> DATASET EXCERPTS
+ + +
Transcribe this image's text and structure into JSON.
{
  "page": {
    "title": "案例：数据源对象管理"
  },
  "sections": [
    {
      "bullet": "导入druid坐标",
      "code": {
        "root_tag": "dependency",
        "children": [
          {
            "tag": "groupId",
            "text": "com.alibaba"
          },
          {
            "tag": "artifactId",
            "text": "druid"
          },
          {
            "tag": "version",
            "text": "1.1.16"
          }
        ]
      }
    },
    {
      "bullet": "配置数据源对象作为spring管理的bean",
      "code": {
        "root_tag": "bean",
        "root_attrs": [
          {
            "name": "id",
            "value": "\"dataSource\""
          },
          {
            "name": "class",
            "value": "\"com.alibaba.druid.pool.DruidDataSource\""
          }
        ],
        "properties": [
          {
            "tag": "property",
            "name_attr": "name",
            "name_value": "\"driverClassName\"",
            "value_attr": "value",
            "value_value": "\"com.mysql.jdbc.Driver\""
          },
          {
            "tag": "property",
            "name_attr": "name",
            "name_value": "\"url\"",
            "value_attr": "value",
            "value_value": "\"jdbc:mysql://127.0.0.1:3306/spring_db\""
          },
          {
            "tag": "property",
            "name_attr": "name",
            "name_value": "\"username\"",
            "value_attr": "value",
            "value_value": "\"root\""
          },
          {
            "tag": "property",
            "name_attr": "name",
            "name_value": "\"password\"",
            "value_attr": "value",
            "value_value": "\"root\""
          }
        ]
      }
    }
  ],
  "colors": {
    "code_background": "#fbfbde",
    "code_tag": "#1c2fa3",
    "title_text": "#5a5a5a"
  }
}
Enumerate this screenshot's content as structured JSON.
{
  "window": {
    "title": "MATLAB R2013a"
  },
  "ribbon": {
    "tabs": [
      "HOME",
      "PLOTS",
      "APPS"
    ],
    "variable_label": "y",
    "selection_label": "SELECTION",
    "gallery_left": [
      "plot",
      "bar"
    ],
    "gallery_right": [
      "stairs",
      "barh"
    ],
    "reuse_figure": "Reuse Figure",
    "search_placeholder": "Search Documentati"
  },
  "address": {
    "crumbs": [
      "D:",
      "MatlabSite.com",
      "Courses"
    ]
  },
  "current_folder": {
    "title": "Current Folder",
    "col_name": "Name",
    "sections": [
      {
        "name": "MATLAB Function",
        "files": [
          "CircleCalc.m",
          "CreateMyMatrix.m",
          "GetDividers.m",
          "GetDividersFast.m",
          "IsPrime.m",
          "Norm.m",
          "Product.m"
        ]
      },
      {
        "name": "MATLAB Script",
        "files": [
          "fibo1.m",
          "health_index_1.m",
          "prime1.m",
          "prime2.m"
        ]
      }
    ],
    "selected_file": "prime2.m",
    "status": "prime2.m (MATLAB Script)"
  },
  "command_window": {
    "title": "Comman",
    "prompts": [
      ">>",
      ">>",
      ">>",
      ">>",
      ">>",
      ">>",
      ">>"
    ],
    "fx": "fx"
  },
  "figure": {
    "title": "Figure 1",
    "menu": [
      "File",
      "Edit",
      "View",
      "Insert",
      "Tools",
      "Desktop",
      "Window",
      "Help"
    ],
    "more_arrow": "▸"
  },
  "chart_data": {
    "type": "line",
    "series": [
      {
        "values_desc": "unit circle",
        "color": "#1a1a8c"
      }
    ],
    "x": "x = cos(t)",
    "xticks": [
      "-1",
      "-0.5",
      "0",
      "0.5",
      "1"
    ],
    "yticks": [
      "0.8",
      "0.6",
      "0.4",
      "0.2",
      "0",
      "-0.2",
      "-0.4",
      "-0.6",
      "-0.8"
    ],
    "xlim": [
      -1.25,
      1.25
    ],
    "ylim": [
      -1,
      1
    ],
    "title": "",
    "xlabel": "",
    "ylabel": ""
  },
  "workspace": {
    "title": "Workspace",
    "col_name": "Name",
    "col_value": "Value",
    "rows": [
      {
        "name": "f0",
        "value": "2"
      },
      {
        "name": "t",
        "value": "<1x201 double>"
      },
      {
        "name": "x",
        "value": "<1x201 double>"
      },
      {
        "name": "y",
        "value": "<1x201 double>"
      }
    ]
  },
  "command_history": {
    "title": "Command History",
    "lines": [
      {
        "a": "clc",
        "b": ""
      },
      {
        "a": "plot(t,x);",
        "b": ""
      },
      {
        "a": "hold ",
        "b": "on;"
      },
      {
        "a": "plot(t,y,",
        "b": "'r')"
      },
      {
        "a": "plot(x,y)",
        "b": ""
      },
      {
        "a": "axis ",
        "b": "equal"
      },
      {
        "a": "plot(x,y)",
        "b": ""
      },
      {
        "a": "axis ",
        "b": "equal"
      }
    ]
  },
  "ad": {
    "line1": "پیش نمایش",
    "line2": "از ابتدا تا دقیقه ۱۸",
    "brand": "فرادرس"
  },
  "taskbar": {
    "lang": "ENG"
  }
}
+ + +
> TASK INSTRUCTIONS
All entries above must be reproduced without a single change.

> THE COMPLETED TASK
Transcribe this image's text and structure into JSON.
{
  "page": {
    "title": "案例：数据源对象管理"
  },
  "sections": [
    {
      "bullet": "导入druid坐标",
      "code": {
        "root_tag": "dependency",
        "children": [
          {
            "tag": "groupId",
            "text": "com.alibaba"
          },
          {
            "tag": "artifactId",
            "text": "druid"
          },
          {
            "tag": "version",
            "text": "1.1.16"
          }
        ]
      }
    },
    {
      "bullet": "配置数据源对象作为spring管理的bean",
      "code": {
        "root_tag": "bean",
        "root_attrs": [
          {
            "name": "id",
            "value": "\"dataSource\""
          },
          {
            "name": "class",
            "value": "\"com.alibaba.druid.pool.DruidDataSource\""
          }
        ],
        "properties": [
          {
            "tag": "property",
            "name_attr": "name",
            "name_value": "\"driverClassName\"",
            "value_attr": "value",
            "value_value": "\"com.mysql.jdbc.Driver\""
          },
          {
            "tag": "property",
            "name_attr": "name",
            "name_value": "\"url\"",
            "value_attr": "value",
            "value_value": "\"jdbc:mysql://127.0.0.1:3306/spring_db\""
          },
          {
            "tag": "property",
            "name_attr": "name",
            "name_value": "\"username\"",
            "value_attr": "value",
            "value_value": "\"root\""
          },
          {
            "tag": "property",
            "name_attr": "name",
            "name_value": "\"password\"",
            "value_attr": "value",
            "value_value": "\"root\""
          }
        ]
      }
    }
  ],
  "colors": {
    "code_background": "#fbfbde",
    "code_tag": "#1c2fa3",
    "title_text": "#5a5a5a"
  }
}
Enumerate this screenshot's content as structured JSON.
{
  "window": {
    "title": "MATLAB R2013a"
  },
  "ribbon": {
    "tabs": [
      "HOME",
      "PLOTS",
      "APPS"
    ],
    "variable_label": "y",
    "selection_label": "SELECTION",
    "gallery_left": [
      "plot",
      "bar"
    ],
    "gallery_right": [
      "stairs",
      "barh"
    ],
    "reuse_figure": "Reuse Figure",
    "search_placeholder": "Search Documentati"
  },
  "address": {
    "crumbs": [
      "D:",
      "MatlabSite.com",
      "Courses"
    ]
  },
  "current_folder": {
    "title": "Current Folder",
    "col_name": "Name",
    "sections": [
      {
        "name": "MATLAB Function",
        "files": [
          "CircleCalc.m",
          "CreateMyMatrix.m",
          "GetDividers.m",
          "GetDividersFast.m",
          "IsPrime.m",
          "Norm.m",
          "Product.m"
        ]
      },
      {
        "name": "MATLAB Script",
        "files": [
          "fibo1.m",
          "health_index_1.m",
          "prime1.m",
          "prime2.m"
        ]
      }
    ],
    "selected_file": "prime2.m",
    "status": "prime2.m (MATLAB Script)"
  },
  "command_window": {
    "title": "Comman",
    "prompts": [
      ">>",
      ">>",
      ">>",
      ">>",
      ">>",
      ">>",
      ">>"
    ],
    "fx": "fx"
  },
  "figure": {
    "title": "Figure 1",
    "menu": [
      "File",
      "Edit",
      "View",
      "Insert",
      "Tools",
      "Desktop",
      "Window",
      "Help"
    ],
    "more_arrow": "▸"
  },
  "chart_data": {
    "type": "line",
    "series": [
      {
        "values_desc": "unit circle",
        "color": "#1a1a8c"
      }
    ],
    "x": "x = cos(t)",
    "xticks": [
      "-1",
      "-0.5",
      "0",
      "0.5",
      "1"
    ],
    "yticks": [
      "0.8",
      "0.6",
      "0.4",
      "0.2",
      "0",
      "-0.2",
      "-0.4",
      "-0.6",
      "-0.8"
    ],
    "xlim": [
      -1.25,
      1.25
    ],
    "ylim": [
      -1,
      1
    ],
    "title": "",
    "xlabel": "",
    "ylabel": ""
  },
  "workspace": {
    "title": "Workspace",
    "col_name": "Name",
    "col_value": "Value",
    "rows": [
      {
        "name": "f0",
        "value": "2"
      },
      {
        "name": "t",
        "value": "<1x201 double>"
      },
      {
        "name": "x",
        "value": "<1x201 double>"
      },
      {
        "name": "y",
        "value": "<1x201 double>"
      }
    ]
  },
  "command_history": {
    "title": "Command History",
    "lines": [
      {
        "a": "clc",
        "b": ""
      },
      {
        "a": "plot(t,x);",
        "b": ""
      },
      {
        "a": "hold ",
        "b": "on;"
      },
      {
        "a": "plot(t,y,",
        "b": "'r')"
      },
      {
        "a": "plot(x,y)",
        "b": ""
      },
      {
        "a": "axis ",
        "b": "equal"
      },
      {
        "a": "plot(x,y)",
        "b": ""
      },
      {
        "a": "axis ",
        "b": "equal"
      }
    ]
  },
  "ad": {
    "line1": "پیش نمایش",
    "line2": "از ابتدا تا دقیقه ۱۸",
    "brand": "فرادرس"
  },
  "taskbar": {
    "lang": "ENG"
  }
}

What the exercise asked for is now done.